Jeffrey Shaw

Member
Staff member
#2
Much too long for a detailed reply, I regret, but certainly you should obtain references re any prospective tenant.
It's just that you cannot make that person pay your fees for them. The fees must be seen as just a landlord's overheads.
After all, the Agency Agreement is between L and the Agent. T is not party to it and therefore cannot be bound by it.

For the new Act, see http://www.legislation.gov.uk/ukpga/2019/4/contents
For advice from SHELTER on this, see https://england.shelter.org.uk/housing_advice/private_renting/letting_agent_fees_for_tenants
 
#3
Hi Jeffrey, thanks for your reply. There was no agent involved, just myself and the tenant who was a waste of space.

That said I have now found out all I need to know about this and the way forward in future but thanks anyway for your advice.

Regards,

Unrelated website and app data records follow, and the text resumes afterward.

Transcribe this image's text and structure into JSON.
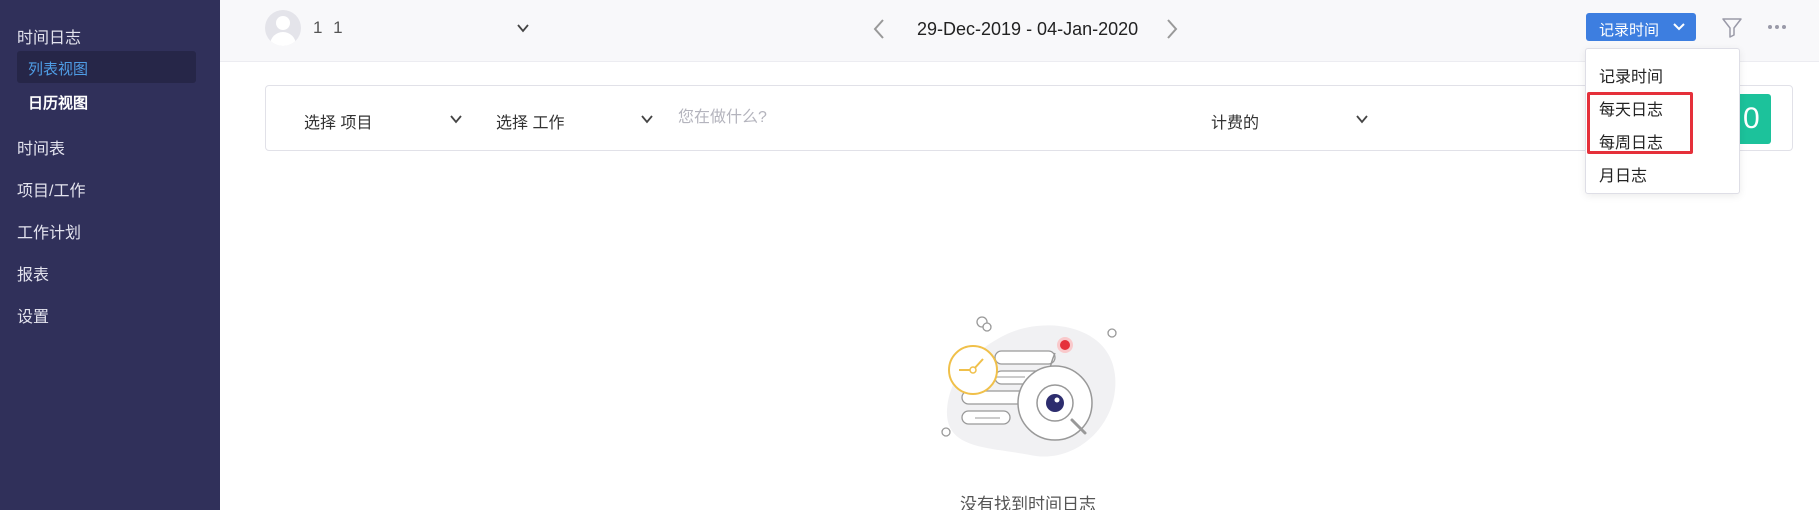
{
  "sidebar": {
    "section_title": "时间日志",
    "sub_items": [
      "列表视图",
      "日历视图"
    ],
    "items": [
      "时间表",
      "项目/工作",
      "工作计划",
      "报表",
      "设置"
    ]
  },
  "header": {
    "user_name": "1 1",
    "date_range": "29-Dec-2019 - 04-Jan-2020",
    "log_button_label": "记录时间"
  },
  "entry": {
    "project_select": "选择 项目",
    "job_select": "选择 工作",
    "description_placeholder": "您在做什么?",
    "billable_select": "计费的",
    "start_button_partial": "0"
  },
  "dropdown": {
    "items": [
      "记录时间",
      "每天日志",
      "每周日志",
      "月日志"
    ]
  },
  "empty_state": {
    "message": "没有找到时间日志"
  },
  "colors": {
    "sidebar_bg": "#30305a",
    "accent_blue": "#3d7ee0",
    "start_green": "#1cc29b",
    "highlight_red": "#e5303a"
  }
}
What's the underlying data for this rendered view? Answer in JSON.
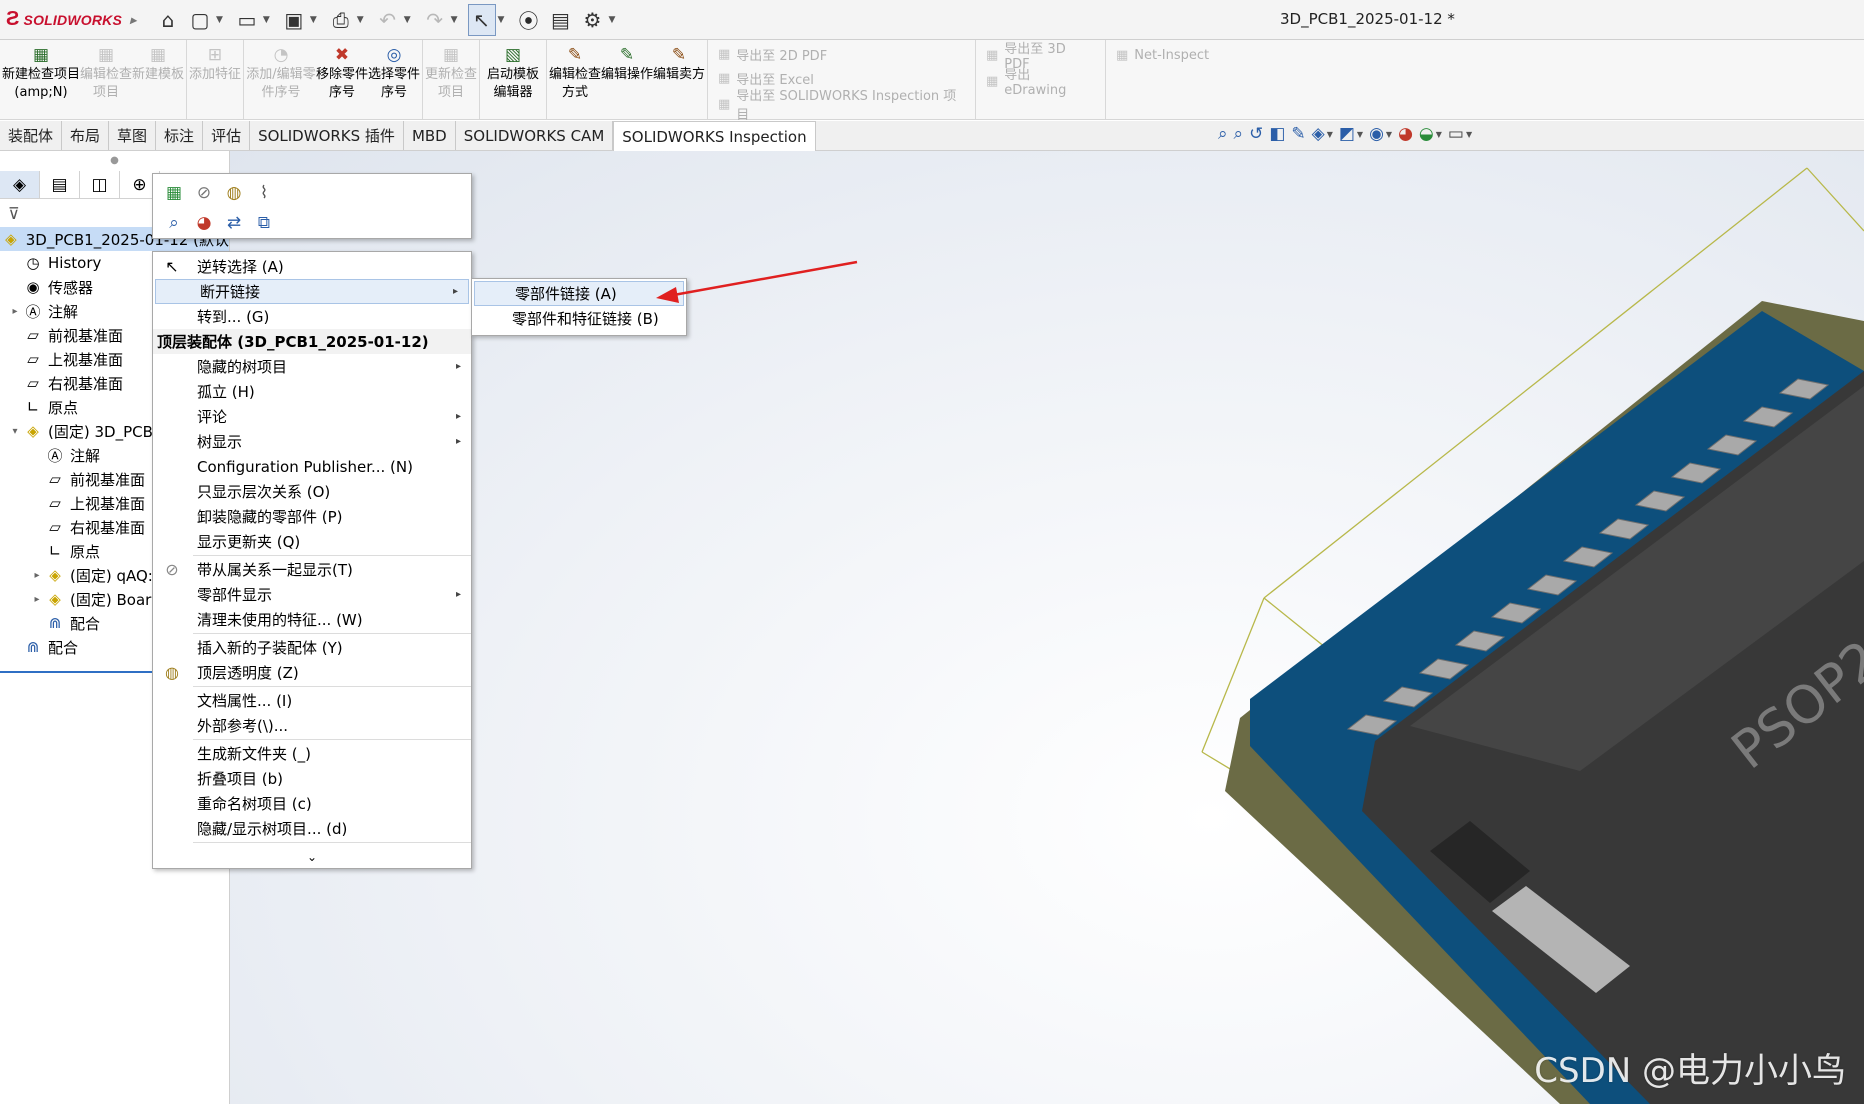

Tony
 

Jeffrey Shaw

Member
Staff member
#4
I just read elsewhere on this forum someone saying the Tenant Fees Act does not apply to lodgers, as I am a resident landlord and that has always been the case, do I still have anything to worry about?
On that last point: a resident landlord IS within the Act's coverage: yes, even though the letting does not confer Housing Act 1988 rights.

See http://www.legislation.gov.uk/ukpga/2019/4/contents , where s.28 of the 2019 Act says this- inc. my underlining:

“landlord” includes:
(a) a person who proposes to be a landlord under a tenancy,
(b) a person who has ceased to be a landlord under a tenancy,
(c) a licensor under a licence to occupy housing,
(d) a person who proposes to be a licensor under a licence to occupy housing
, and
(e) a person who has ceased to be a licensor under a licence to occupy housing;
...
“licence to occupy housing”:
(a) includes a licence which is granted to a licensee by a licensor who resides in the housing
unless it is an excluded licence;
(b) does not include a licence to occupy social housing;
(c) does not include a licence to occupy housing the purpose of which is to confer on the tenant the right to occupy housing for a holiday;
...